◆ Your task: In the copy, keep every line below as it is and leave out the pictures.

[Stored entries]
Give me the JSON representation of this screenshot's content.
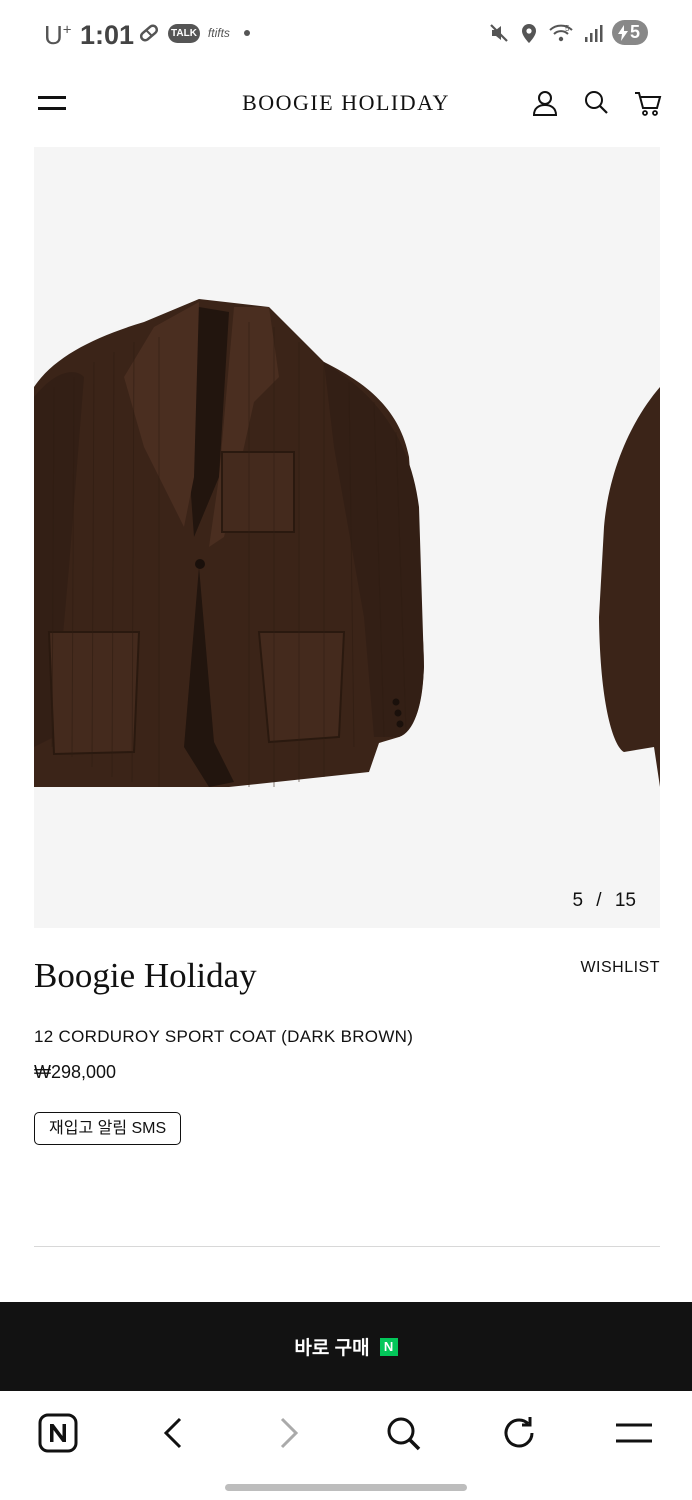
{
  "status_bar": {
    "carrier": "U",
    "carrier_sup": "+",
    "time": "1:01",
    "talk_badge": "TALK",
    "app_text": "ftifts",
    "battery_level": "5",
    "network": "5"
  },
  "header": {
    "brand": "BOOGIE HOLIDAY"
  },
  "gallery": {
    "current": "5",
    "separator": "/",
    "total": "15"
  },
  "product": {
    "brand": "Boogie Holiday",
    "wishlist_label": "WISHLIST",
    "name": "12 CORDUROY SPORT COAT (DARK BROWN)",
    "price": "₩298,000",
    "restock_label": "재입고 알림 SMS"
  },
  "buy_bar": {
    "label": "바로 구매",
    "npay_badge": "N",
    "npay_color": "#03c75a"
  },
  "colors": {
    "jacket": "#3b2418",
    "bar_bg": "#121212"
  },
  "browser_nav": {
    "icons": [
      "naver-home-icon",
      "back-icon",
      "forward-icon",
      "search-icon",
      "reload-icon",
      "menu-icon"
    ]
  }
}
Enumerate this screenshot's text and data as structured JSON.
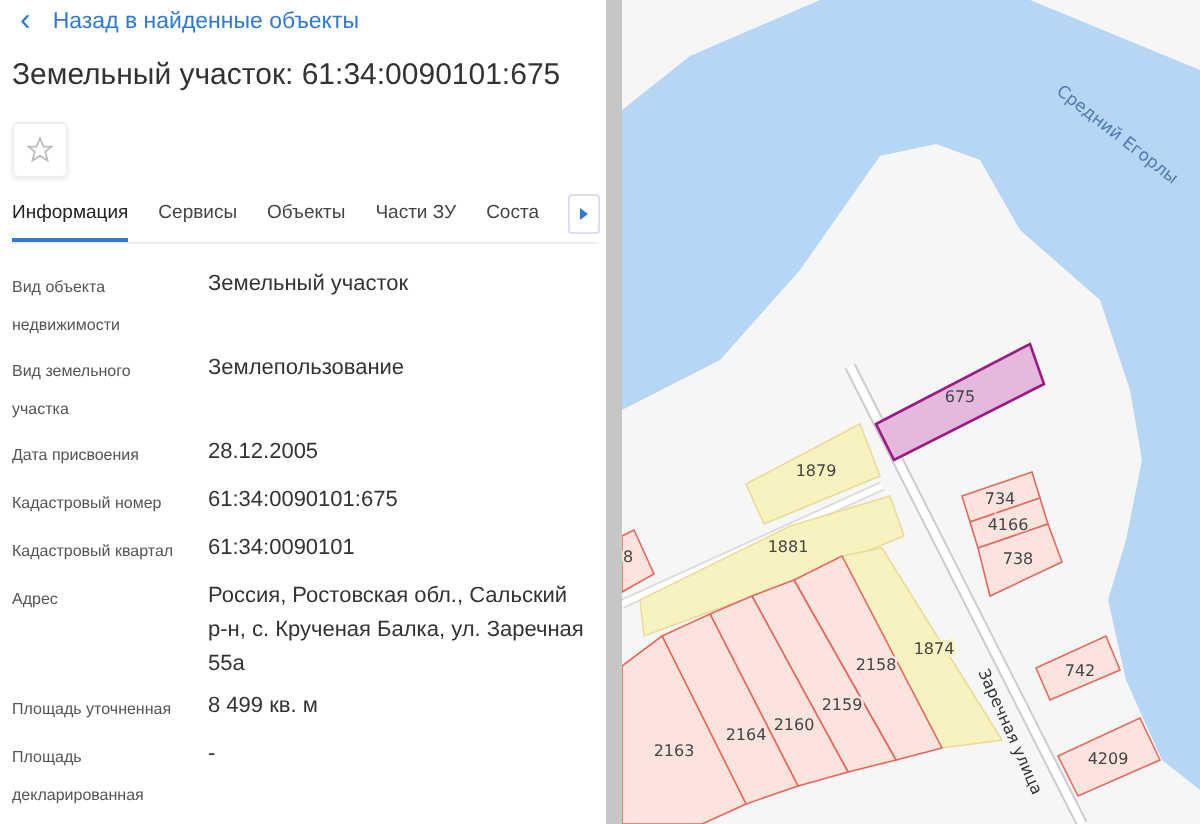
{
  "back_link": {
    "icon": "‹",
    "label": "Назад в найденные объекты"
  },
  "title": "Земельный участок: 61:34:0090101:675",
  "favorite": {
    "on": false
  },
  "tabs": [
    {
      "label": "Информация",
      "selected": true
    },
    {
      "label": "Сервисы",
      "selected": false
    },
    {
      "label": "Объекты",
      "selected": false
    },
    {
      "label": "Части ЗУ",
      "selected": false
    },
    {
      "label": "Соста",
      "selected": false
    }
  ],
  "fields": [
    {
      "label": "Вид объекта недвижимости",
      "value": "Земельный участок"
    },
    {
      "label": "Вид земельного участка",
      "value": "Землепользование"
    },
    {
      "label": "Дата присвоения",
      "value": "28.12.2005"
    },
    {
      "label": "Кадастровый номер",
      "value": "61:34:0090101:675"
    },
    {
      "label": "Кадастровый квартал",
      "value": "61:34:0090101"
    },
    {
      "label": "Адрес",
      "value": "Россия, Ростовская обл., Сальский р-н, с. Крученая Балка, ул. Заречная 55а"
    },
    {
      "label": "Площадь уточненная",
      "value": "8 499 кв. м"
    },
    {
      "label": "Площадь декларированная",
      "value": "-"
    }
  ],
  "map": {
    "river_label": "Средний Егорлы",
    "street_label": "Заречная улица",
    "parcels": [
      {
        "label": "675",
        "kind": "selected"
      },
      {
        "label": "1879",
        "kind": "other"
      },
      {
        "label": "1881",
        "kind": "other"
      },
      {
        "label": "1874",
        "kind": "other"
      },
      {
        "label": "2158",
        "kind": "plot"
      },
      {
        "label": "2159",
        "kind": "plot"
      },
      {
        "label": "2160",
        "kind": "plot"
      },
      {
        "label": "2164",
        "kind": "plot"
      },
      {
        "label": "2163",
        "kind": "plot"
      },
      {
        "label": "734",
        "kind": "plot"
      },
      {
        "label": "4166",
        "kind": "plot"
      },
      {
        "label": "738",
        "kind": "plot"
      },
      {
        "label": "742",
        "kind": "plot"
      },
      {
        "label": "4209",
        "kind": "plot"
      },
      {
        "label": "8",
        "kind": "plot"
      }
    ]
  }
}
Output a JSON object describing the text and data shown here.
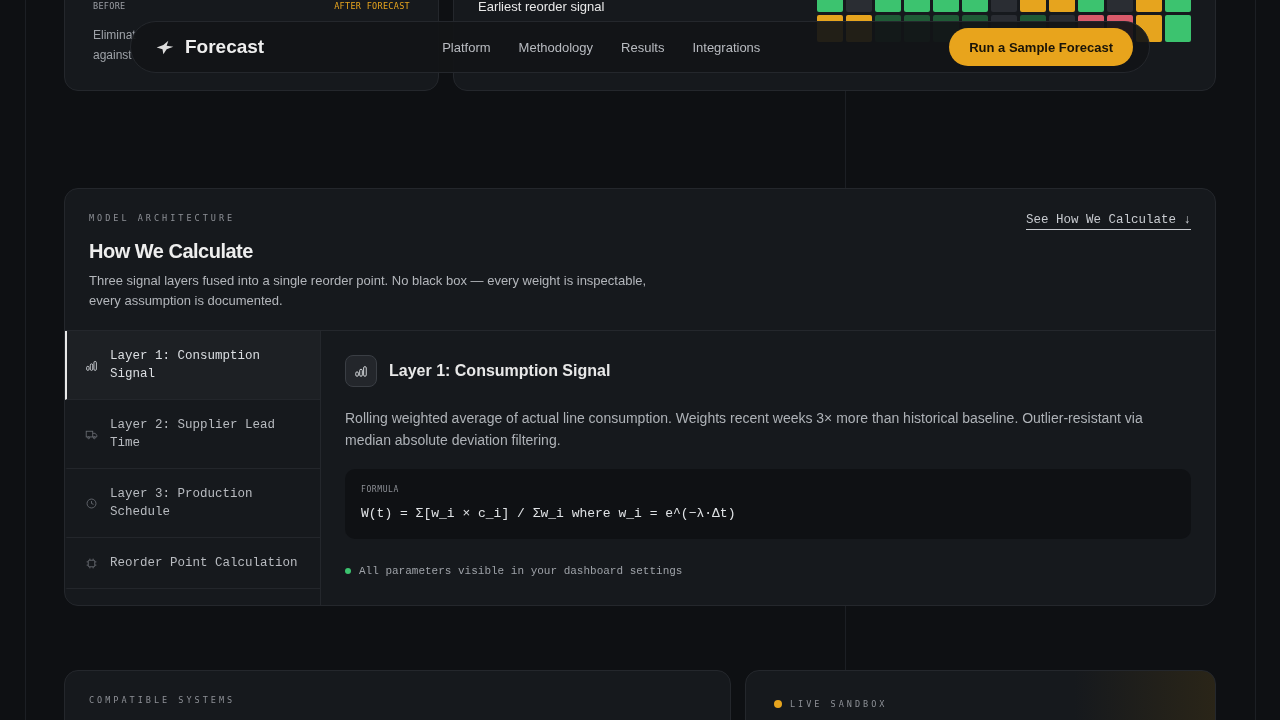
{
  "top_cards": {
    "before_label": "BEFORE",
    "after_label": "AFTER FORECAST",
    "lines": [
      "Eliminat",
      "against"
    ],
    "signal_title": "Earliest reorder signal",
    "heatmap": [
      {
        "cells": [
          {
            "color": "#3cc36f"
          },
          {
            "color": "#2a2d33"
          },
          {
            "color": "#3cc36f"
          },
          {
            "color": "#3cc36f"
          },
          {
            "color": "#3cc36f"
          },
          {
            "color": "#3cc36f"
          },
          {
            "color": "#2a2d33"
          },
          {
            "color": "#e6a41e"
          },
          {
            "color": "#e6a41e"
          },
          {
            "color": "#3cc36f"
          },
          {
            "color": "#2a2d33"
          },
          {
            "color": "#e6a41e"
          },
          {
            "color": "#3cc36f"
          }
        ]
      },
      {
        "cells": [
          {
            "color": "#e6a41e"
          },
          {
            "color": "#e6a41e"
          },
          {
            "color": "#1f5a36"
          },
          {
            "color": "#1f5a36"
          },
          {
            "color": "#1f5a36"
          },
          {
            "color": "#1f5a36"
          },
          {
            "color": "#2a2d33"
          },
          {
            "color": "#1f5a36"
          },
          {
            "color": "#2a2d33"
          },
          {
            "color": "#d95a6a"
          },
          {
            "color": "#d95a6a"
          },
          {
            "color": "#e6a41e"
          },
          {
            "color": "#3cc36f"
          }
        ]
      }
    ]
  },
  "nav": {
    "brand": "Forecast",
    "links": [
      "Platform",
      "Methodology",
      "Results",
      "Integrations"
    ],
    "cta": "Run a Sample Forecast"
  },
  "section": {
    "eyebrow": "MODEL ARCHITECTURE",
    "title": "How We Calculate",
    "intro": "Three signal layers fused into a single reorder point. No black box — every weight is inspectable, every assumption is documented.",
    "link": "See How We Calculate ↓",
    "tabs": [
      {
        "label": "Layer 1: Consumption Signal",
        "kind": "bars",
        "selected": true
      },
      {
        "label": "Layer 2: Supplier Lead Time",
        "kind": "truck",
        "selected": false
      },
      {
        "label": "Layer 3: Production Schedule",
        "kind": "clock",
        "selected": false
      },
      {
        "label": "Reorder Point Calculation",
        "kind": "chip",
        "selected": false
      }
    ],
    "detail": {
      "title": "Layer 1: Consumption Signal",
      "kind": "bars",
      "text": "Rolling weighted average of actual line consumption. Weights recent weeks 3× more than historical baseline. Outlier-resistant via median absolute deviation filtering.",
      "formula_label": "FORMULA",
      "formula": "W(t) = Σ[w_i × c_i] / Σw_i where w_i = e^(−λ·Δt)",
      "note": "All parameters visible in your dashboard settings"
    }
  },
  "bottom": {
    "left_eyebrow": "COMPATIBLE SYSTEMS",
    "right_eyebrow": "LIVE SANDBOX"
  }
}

◆ Result of the exercise:
Give me the JSON representation of this screenshot's content.
{
  "status_bar": {
    "carrier": "U",
    "carrier_sup": "+",
    "time": "1:01",
    "talk_badge": "TALK",
    "app_text": "ftifts",
    "battery_level": "5",
    "network": "5"
  },
  "header": {
    "brand": "BOOGIE HOLIDAY"
  },
  "gallery": {
    "current": "5",
    "separator": "/",
    "total": "15"
  },
  "product": {
    "brand": "Boogie Holiday",
    "wishlist_label": "WISHLIST",
    "name": "12 CORDUROY SPORT COAT (DARK BROWN)",
    "price": "₩298,000",
    "restock_label": "재입고 알림 SMS"
  },
  "buy_bar": {
    "label": "바로 구매",
    "npay_badge": "N",
    "npay_color": "#03c75a"
  },
  "colors": {
    "jacket": "#3b2418",
    "bar_bg": "#121212"
  },
  "browser_nav": {
    "icons": [
      "naver-home-icon",
      "back-icon",
      "forward-icon",
      "search-icon",
      "reload-icon",
      "menu-icon"
    ]
  }
}
Enumerate this screenshot's text and data as structured JSON.
{
  "back_link": {
    "icon": "‹",
    "label": "Назад в найденные объекты"
  },
  "title": "Земельный участок: 61:34:0090101:675",
  "favorite": {
    "on": false
  },
  "tabs": [
    {
      "label": "Информация",
      "selected": true
    },
    {
      "label": "Сервисы",
      "selected": false
    },
    {
      "label": "Объекты",
      "selected": false
    },
    {
      "label": "Части ЗУ",
      "selected": false
    },
    {
      "label": "Соста",
      "selected": false
    }
  ],
  "fields": [
    {
      "label": "Вид объекта недвижимости",
      "value": "Земельный участок"
    },
    {
      "label": "Вид земельного участка",
      "value": "Землепользование"
    },
    {
      "label": "Дата присвоения",
      "value": "28.12.2005"
    },
    {
      "label": "Кадастровый номер",
      "value": "61:34:0090101:675"
    },
    {
      "label": "Кадастровый квартал",
      "value": "61:34:0090101"
    },
    {
      "label": "Адрес",
      "value": "Россия, Ростовская обл., Сальский р-н, с. Крученая Балка, ул. Заречная 55а"
    },
    {
      "label": "Площадь уточненная",
      "value": "8 499 кв. м"
    },
    {
      "label": "Площадь декларированная",
      "value": "-"
    }
  ],
  "map": {
    "river_label": "Средний Егорлы",
    "street_label": "Заречная улица",
    "parcels": [
      {
        "label": "675",
        "kind": "selected"
      },
      {
        "label": "1879",
        "kind": "other"
      },
      {
        "label": "1881",
        "kind": "other"
      },
      {
        "label": "1874",
        "kind": "other"
      },
      {
        "label": "2158",
        "kind": "plot"
      },
      {
        "label": "2159",
        "kind": "plot"
      },
      {
        "label": "2160",
        "kind": "plot"
      },
      {
        "label": "2164",
        "kind": "plot"
      },
      {
        "label": "2163",
        "kind": "plot"
      },
      {
        "label": "734",
        "kind": "plot"
      },
      {
        "label": "4166",
        "kind": "plot"
      },
      {
        "label": "738",
        "kind": "plot"
      },
      {
        "label": "742",
        "kind": "plot"
      },
      {
        "label": "4209",
        "kind": "plot"
      },
      {
        "label": "8",
        "kind": "plot"
      }
    ]
  }
}
Output a JSON object describing the text and data shown here.
{
  "top_cards": {
    "before_label": "BEFORE",
    "after_label": "AFTER FORECAST",
    "lines": [
      "Eliminat",
      "against"
    ],
    "signal_title": "Earliest reorder signal",
    "heatmap": [
      {
        "cells": [
          {
            "color": "#3cc36f"
          },
          {
            "color": "#2a2d33"
          },
          {
            "color": "#3cc36f"
          },
          {
            "color": "#3cc36f"
          },
          {
            "color": "#3cc36f"
          },
          {
            "color": "#3cc36f"
          },
          {
            "color": "#2a2d33"
          },
          {
            "color": "#e6a41e"
          },
          {
            "color": "#e6a41e"
          },
          {
            "color": "#3cc36f"
          },
          {
            "color": "#2a2d33"
          },
          {
            "color": "#e6a41e"
          },
          {
            "color": "#3cc36f"
          }
        ]
      },
      {
        "cells": [
          {
            "color": "#e6a41e"
          },
          {
            "color": "#e6a41e"
          },
          {
            "color": "#1f5a36"
          },
          {
            "color": "#1f5a36"
          },
          {
            "color": "#1f5a36"
          },
          {
            "color": "#1f5a36"
          },
          {
            "color": "#2a2d33"
          },
          {
            "color": "#1f5a36"
          },
          {
            "color": "#2a2d33"
          },
          {
            "color": "#d95a6a"
          },
          {
            "color": "#d95a6a"
          },
          {
            "color": "#e6a41e"
          },
          {
            "color": "#3cc36f"
          }
        ]
      }
    ]
  },
  "nav": {
    "brand": "Forecast",
    "links": [
      "Platform",
      "Methodology",
      "Results",
      "Integrations"
    ],
    "cta": "Run a Sample Forecast"
  },
  "section": {
    "eyebrow": "MODEL ARCHITECTURE",
    "title": "How We Calculate",
    "intro": "Three signal layers fused into a single reorder point. No black box — every weight is inspectable, every assumption is documented.",
    "link": "See How We Calculate ↓",
    "tabs": [
      {
        "label": "Layer 1: Consumption Signal",
        "kind": "bars",
        "selected": true
      },
      {
        "label": "Layer 2: Supplier Lead Time",
        "kind": "truck",
        "selected": false
      },
      {
        "label": "Layer 3: Production Schedule",
        "kind": "clock",
        "selected": false
      },
      {
        "label": "Reorder Point Calculation",
        "kind": "chip",
        "selected": false
      }
    ],
    "detail": {
      "title": "Layer 1: Consumption Signal",
      "kind": "bars",
      "text": "Rolling weighted average of actual line consumption. Weights recent weeks 3× more than historical baseline. Outlier-resistant via median absolute deviation filtering.",
      "formula_label": "FORMULA",
      "formula": "W(t) = Σ[w_i × c_i] / Σw_i where w_i = e^(−λ·Δt)",
      "note": "All parameters visible in your dashboard settings"
    }
  },
  "bottom": {
    "left_eyebrow": "COMPATIBLE SYSTEMS",
    "right_eyebrow": "LIVE SANDBOX"
  }
}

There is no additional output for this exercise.